Monday, March 04, 2013
Table talk – 3
Religions appear to be almost universal. They traditionally serve at least three deeply felt human needs. 1) They provide a story for why things are as they are: Where did the world come from? Why are we here? What happens to us when we die? 2) They provide a language and a context for what we might call our spiritual lives: a personal response to a perceived mystery that transcends and vivifies our collective stories. 3) In rites and ritual, they bind us into a community of celebration, petition and praise.
The first of these needs has been subsumed by science. The scientific stories have proven themselves far more resilient and intellectually satisfying than the myths (as we now call them) that satisfied our ancestors. In so far as the scientific story of creation leaves some questions unanswered -– what preceded the big bang? how did life begin? etc. -– the naturalist is content to say (for the time being) "I don't know." The discovery of ignorance is one of the greatest gifts of science.
Even what we do know, or think we know, is enveloped in an aura of mystery. I have often used the metaphor –- not unique to me -– of knowledge as an island in an infinite sea of mystery: as the island grows, so does the shoreline where we encounter mystery. I would make a distinction between "mystery" and "ignorance"; ignorance we can chip away at, mystery abides even in what we know. Margaret objects to my using the language of traditional religion to describe the encounter with mystery –- "grace," for instance, or "prayer," or "sacred," or "sacrament." I make no apology. Science provides a language of knowing; traditional religion, stripped of supernaturalism and anthropomorphism, can provides a useful language for the shore.
We are communal creatures. We are sustained by shared experience. I can no longer recite the Creed, or in honesty partake of the Eucharist, but I'm not willing to turn my back on where I've been. I have lived most of my life within a Roman Catholic milieu; I am happy to draw from that context whatever gifts of language, fellowship and wisdom are consistent with a rigorous naturalism.

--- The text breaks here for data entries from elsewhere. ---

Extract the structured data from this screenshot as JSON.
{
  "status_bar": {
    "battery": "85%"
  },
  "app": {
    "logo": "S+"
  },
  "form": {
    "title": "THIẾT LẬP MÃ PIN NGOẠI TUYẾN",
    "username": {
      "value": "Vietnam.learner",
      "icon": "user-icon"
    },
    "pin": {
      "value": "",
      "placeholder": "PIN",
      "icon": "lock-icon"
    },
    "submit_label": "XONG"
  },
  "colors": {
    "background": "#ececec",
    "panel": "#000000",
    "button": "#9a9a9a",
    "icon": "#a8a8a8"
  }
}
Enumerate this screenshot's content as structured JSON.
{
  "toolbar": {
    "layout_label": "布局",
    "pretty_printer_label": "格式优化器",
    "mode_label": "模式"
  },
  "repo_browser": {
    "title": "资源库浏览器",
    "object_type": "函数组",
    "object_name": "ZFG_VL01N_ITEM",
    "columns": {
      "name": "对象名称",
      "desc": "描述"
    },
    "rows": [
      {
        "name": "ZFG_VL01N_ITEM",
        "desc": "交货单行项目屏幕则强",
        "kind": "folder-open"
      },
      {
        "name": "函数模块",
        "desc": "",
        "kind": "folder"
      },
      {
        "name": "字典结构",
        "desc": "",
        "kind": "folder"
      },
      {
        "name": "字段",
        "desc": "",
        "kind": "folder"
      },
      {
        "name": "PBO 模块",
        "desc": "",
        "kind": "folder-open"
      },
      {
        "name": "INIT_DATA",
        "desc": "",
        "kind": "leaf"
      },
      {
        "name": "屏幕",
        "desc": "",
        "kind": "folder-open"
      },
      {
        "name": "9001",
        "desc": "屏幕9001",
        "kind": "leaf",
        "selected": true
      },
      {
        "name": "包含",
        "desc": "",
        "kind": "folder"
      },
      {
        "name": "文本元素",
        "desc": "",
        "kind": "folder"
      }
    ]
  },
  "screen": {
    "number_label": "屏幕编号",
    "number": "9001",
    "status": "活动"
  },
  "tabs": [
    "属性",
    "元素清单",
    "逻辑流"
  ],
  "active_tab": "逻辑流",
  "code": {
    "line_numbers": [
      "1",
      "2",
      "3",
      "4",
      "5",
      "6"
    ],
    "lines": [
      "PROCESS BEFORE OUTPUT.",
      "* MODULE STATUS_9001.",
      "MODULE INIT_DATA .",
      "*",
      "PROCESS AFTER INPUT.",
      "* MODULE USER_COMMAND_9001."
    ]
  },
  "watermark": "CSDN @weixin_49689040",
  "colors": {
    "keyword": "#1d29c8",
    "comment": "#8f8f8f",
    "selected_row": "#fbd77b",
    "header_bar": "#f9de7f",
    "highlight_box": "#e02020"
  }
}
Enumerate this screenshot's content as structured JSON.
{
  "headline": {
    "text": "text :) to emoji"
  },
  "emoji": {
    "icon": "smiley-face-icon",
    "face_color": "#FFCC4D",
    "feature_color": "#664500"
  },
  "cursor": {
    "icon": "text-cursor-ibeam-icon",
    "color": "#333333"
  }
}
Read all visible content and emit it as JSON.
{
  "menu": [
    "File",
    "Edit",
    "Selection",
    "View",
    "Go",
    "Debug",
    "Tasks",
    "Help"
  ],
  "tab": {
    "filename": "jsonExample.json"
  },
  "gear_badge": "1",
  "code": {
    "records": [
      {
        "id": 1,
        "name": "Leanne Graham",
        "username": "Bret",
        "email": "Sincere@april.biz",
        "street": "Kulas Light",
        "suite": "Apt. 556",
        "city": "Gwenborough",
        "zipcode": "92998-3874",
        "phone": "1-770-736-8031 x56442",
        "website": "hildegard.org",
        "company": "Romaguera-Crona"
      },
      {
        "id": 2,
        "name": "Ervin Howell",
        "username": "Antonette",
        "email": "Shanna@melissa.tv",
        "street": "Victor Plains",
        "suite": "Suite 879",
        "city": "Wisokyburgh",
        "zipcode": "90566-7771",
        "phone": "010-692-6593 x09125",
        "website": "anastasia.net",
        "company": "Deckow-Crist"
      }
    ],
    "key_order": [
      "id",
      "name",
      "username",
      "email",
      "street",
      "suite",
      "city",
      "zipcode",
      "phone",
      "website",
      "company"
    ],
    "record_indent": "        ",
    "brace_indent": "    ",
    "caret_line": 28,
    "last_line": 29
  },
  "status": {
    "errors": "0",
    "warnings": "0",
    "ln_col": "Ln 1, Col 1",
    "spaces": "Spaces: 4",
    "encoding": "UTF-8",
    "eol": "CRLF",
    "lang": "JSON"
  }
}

So for these reasons, Margaret, I append "religious" to "naturalism." This does not, I think, weaken my commitment to the naturalist paradigm; rather it affirms an openness to an experience of the natural world that is broader and richer than what I find each week in the pages of Science or Nature. It is the "gee!" and "wow!" of the "what."
One last comment tomorrow.